- [SUPPLIED RECORDS]:
__________

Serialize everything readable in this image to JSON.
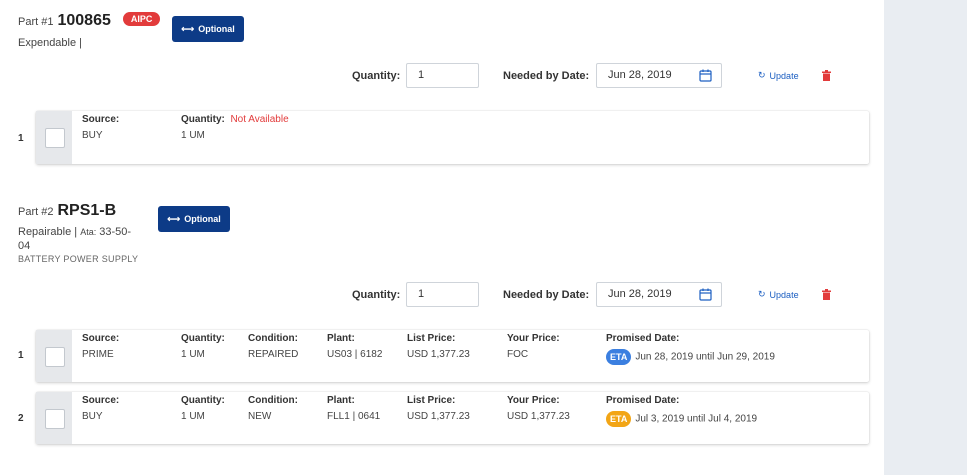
{
  "parts": [
    {
      "prefix": "Part #1",
      "number": "100865",
      "badge": "AIPC",
      "type_line": "Expendable |",
      "optional_label": "Optional",
      "quantity_label": "Quantity:",
      "quantity_value": "1",
      "needed_label": "Needed by Date:",
      "needed_value": "Jun 28, 2019",
      "update_label": "Update",
      "rows": [
        {
          "index": "1",
          "source_h": "Source:",
          "source": "BUY",
          "quantity_h": "Quantity:",
          "quantity": "1 UM",
          "availability": "Not Available"
        }
      ]
    },
    {
      "prefix": "Part #2",
      "number": "RPS1-B",
      "type_line": "Repairable |",
      "ata_label": "Ata:",
      "ata_value": "33-50-",
      "ata_value_2": "04",
      "description": "BATTERY POWER SUPPLY",
      "optional_label": "Optional",
      "quantity_label": "Quantity:",
      "quantity_value": "1",
      "needed_label": "Needed by Date:",
      "needed_value": "Jun 28, 2019",
      "update_label": "Update",
      "rows": [
        {
          "index": "1",
          "source_h": "Source:",
          "source": "PRIME",
          "quantity_h": "Quantity:",
          "quantity": "1 UM",
          "condition_h": "Condition:",
          "condition": "REPAIRED",
          "plant_h": "Plant:",
          "plant": "US03 | 6182",
          "list_h": "List Price:",
          "list": "USD 1,377.23",
          "your_h": "Your Price:",
          "your": "FOC",
          "promised_h": "Promised Date:",
          "eta": "ETA",
          "eta_color": "#3b7fe0",
          "promised": "Jun 28, 2019 until Jun 29, 2019"
        },
        {
          "index": "2",
          "source_h": "Source:",
          "source": "BUY",
          "quantity_h": "Quantity:",
          "quantity": "1 UM",
          "condition_h": "Condition:",
          "condition": "NEW",
          "plant_h": "Plant:",
          "plant": "FLL1 | 0641",
          "list_h": "List Price:",
          "list": "USD 1,377.23",
          "your_h": "Your Price:",
          "your": "USD 1,377.23",
          "promised_h": "Promised Date:",
          "eta": "ETA",
          "eta_color": "#f2a516",
          "promised": "Jul 3, 2019 until Jul 4, 2019"
        }
      ]
    }
  ],
  "colors": {
    "primary": "#0d3b87",
    "danger": "#e23b3b",
    "link": "#1c5fc2",
    "sidebar": "#e9edf2"
  }
}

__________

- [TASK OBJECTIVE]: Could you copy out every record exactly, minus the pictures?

- [OUTPUT OF THE EXERCISE]:
Serialize everything readable in this image to JSON.
{
  "parts": [
    {
      "prefix": "Part #1",
      "number": "100865",
      "badge": "AIPC",
      "type_line": "Expendable |",
      "optional_label": "Optional",
      "quantity_label": "Quantity:",
      "quantity_value": "1",
      "needed_label": "Needed by Date:",
      "needed_value": "Jun 28, 2019",
      "update_label": "Update",
      "rows": [
        {
          "index": "1",
          "source_h": "Source:",
          "source": "BUY",
          "quantity_h": "Quantity:",
          "quantity": "1 UM",
          "availability": "Not Available"
        }
      ]
    },
    {
      "prefix": "Part #2",
      "number": "RPS1-B",
      "type_line": "Repairable |",
      "ata_label": "Ata:",
      "ata_value": "33-50-",
      "ata_value_2": "04",
      "description": "BATTERY POWER SUPPLY",
      "optional_label": "Optional",
      "quantity_label": "Quantity:",
      "quantity_value": "1",
      "needed_label": "Needed by Date:",
      "needed_value": "Jun 28, 2019",
      "update_label": "Update",
      "rows": [
        {
          "index": "1",
          "source_h": "Source:",
          "source": "PRIME",
          "quantity_h": "Quantity:",
          "quantity": "1 UM",
          "condition_h": "Condition:",
          "condition": "REPAIRED",
          "plant_h": "Plant:",
          "plant": "US03 | 6182",
          "list_h": "List Price:",
          "list": "USD 1,377.23",
          "your_h": "Your Price:",
          "your": "FOC",
          "promised_h": "Promised Date:",
          "eta": "ETA",
          "eta_color": "#3b7fe0",
          "promised": "Jun 28, 2019 until Jun 29, 2019"
        },
        {
          "index": "2",
          "source_h": "Source:",
          "source": "BUY",
          "quantity_h": "Quantity:",
          "quantity": "1 UM",
          "condition_h": "Condition:",
          "condition": "NEW",
          "plant_h": "Plant:",
          "plant": "FLL1 | 0641",
          "list_h": "List Price:",
          "list": "USD 1,377.23",
          "your_h": "Your Price:",
          "your": "USD 1,377.23",
          "promised_h": "Promised Date:",
          "eta": "ETA",
          "eta_color": "#f2a516",
          "promised": "Jul 3, 2019 until Jul 4, 2019"
        }
      ]
    }
  ],
  "colors": {
    "primary": "#0d3b87",
    "danger": "#e23b3b",
    "link": "#1c5fc2",
    "sidebar": "#e9edf2"
  }
}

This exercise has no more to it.